- _DIRECTIONS_:
Every line with the string "glyph" must be copied from the entries below.
_ _ _
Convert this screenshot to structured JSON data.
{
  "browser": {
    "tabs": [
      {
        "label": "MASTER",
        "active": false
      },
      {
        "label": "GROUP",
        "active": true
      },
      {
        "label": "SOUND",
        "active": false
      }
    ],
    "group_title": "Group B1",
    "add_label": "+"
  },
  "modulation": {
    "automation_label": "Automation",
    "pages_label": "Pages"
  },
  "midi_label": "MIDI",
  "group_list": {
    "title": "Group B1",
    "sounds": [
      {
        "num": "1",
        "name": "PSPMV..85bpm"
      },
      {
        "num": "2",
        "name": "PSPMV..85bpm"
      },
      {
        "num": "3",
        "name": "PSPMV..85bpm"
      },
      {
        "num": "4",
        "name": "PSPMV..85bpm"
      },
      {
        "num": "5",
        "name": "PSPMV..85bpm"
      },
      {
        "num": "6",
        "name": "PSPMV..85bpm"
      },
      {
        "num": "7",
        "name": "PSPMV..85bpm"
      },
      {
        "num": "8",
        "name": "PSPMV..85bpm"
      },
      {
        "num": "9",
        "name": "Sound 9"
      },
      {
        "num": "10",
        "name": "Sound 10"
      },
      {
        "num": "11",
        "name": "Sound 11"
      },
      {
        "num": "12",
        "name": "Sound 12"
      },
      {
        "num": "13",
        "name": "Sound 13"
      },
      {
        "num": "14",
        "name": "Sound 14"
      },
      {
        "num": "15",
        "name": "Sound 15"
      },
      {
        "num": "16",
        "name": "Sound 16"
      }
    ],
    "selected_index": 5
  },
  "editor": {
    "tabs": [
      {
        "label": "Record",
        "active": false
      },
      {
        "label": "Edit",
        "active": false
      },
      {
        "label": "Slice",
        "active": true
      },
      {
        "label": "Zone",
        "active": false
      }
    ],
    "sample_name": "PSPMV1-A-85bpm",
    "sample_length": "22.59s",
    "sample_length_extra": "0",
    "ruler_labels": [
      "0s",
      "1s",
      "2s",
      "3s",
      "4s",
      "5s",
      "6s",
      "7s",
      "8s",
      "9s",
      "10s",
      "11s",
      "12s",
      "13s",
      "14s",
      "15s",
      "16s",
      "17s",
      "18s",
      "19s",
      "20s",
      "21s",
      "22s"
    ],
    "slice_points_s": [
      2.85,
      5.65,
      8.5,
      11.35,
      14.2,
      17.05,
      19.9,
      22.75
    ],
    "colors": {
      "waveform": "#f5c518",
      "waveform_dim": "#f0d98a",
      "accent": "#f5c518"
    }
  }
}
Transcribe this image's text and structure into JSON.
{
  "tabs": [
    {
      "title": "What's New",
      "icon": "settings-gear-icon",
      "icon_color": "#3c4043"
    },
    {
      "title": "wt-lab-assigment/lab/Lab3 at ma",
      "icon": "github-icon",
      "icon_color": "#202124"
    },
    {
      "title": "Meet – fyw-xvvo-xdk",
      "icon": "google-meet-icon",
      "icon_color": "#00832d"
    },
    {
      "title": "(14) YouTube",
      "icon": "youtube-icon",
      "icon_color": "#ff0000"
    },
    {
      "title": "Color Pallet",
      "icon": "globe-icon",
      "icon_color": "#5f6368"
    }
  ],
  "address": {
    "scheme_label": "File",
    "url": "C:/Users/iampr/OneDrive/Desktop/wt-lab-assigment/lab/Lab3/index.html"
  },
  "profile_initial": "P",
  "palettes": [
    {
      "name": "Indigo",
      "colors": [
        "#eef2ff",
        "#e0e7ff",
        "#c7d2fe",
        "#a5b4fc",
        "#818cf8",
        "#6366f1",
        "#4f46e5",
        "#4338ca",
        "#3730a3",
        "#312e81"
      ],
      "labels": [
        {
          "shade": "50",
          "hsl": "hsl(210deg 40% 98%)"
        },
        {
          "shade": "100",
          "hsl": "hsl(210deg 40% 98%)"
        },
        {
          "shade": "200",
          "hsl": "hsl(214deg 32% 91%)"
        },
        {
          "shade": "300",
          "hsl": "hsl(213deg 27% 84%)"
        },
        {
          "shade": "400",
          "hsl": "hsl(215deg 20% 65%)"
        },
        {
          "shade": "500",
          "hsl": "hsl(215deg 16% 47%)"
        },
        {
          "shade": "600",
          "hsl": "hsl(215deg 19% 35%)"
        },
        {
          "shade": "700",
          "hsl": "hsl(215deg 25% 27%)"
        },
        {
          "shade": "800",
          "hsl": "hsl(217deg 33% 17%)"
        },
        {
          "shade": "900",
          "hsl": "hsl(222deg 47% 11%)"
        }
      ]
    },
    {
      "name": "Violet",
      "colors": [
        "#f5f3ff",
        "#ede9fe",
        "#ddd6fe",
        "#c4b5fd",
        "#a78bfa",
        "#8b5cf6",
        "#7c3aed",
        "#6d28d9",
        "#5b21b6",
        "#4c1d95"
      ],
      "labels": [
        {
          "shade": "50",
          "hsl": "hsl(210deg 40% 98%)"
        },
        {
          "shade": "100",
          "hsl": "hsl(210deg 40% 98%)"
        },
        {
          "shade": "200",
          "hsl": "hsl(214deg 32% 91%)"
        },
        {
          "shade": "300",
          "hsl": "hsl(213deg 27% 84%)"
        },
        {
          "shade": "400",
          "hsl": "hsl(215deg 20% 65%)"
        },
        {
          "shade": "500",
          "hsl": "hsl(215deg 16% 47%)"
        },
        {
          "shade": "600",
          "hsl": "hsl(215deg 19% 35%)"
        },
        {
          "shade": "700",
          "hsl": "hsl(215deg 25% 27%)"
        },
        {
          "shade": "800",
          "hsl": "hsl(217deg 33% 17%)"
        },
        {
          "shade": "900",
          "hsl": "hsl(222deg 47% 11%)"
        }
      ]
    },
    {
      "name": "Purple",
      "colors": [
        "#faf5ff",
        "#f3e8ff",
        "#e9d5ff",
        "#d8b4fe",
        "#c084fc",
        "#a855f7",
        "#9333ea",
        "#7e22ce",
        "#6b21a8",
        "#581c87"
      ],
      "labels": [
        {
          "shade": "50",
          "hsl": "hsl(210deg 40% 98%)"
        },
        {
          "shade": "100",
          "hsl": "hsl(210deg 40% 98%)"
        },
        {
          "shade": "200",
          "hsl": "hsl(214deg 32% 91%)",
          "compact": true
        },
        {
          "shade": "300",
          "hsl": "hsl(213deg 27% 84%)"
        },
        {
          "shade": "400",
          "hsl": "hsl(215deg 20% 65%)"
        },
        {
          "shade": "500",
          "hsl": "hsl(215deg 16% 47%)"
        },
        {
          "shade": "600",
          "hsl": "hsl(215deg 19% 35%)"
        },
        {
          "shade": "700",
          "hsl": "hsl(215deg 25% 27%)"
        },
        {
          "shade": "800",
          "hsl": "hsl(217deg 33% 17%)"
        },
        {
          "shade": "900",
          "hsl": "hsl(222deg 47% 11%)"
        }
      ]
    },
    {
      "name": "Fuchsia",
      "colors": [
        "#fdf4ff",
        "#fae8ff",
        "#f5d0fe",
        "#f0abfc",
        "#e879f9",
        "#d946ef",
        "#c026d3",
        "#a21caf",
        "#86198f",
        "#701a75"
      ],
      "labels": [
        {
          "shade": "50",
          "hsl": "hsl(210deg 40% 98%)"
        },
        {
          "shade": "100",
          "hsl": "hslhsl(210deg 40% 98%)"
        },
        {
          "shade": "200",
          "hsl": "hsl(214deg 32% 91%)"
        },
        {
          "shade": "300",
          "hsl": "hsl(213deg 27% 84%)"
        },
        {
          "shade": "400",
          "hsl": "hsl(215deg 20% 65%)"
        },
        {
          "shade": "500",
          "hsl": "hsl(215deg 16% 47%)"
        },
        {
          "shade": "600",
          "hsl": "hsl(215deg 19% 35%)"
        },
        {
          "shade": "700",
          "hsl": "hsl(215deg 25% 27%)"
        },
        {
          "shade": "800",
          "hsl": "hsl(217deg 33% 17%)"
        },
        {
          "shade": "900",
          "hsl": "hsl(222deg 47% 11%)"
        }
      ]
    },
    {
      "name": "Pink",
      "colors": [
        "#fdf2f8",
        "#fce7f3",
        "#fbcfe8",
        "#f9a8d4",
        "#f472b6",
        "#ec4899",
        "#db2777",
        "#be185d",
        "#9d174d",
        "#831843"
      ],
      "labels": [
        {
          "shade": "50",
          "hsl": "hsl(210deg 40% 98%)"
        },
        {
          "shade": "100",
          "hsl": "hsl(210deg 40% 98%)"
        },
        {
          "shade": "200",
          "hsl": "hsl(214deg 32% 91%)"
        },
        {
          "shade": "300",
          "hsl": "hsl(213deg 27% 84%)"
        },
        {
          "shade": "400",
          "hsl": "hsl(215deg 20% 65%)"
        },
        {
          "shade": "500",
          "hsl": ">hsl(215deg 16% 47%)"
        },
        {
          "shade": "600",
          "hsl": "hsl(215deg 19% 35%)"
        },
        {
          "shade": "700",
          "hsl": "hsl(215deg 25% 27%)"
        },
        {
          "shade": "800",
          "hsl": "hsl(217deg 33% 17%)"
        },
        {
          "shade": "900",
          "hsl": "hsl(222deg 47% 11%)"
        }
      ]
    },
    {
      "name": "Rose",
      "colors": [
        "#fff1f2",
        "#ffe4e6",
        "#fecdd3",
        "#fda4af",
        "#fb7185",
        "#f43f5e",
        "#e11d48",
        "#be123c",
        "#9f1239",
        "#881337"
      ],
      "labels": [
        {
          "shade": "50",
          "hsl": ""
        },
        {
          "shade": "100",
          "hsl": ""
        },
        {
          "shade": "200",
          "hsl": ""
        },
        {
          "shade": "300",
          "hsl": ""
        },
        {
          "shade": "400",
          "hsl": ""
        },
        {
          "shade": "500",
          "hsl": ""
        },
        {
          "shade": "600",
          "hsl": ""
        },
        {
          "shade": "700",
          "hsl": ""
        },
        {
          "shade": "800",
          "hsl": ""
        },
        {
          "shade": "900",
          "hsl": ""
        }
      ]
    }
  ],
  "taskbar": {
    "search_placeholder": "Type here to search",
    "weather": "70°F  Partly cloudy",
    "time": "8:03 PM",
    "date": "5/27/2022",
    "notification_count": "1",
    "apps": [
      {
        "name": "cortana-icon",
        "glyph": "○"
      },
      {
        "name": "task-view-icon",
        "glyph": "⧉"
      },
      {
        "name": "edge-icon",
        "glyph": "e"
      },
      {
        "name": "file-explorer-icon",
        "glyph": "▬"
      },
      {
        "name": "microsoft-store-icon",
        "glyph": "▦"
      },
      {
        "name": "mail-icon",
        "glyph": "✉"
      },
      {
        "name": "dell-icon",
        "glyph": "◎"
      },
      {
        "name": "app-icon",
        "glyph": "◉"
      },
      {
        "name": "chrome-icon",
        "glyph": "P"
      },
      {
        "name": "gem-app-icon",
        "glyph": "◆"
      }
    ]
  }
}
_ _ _
- _EXERCISE ANSWER_:
        "glyph": "○"
        "glyph": "⧉"
        "glyph": "e"
        "glyph": "▬"
        "glyph": "▦"
        "glyph": "✉"
        "glyph": "◎"
        "glyph": "◉"
        "glyph": "P"
        "glyph": "◆"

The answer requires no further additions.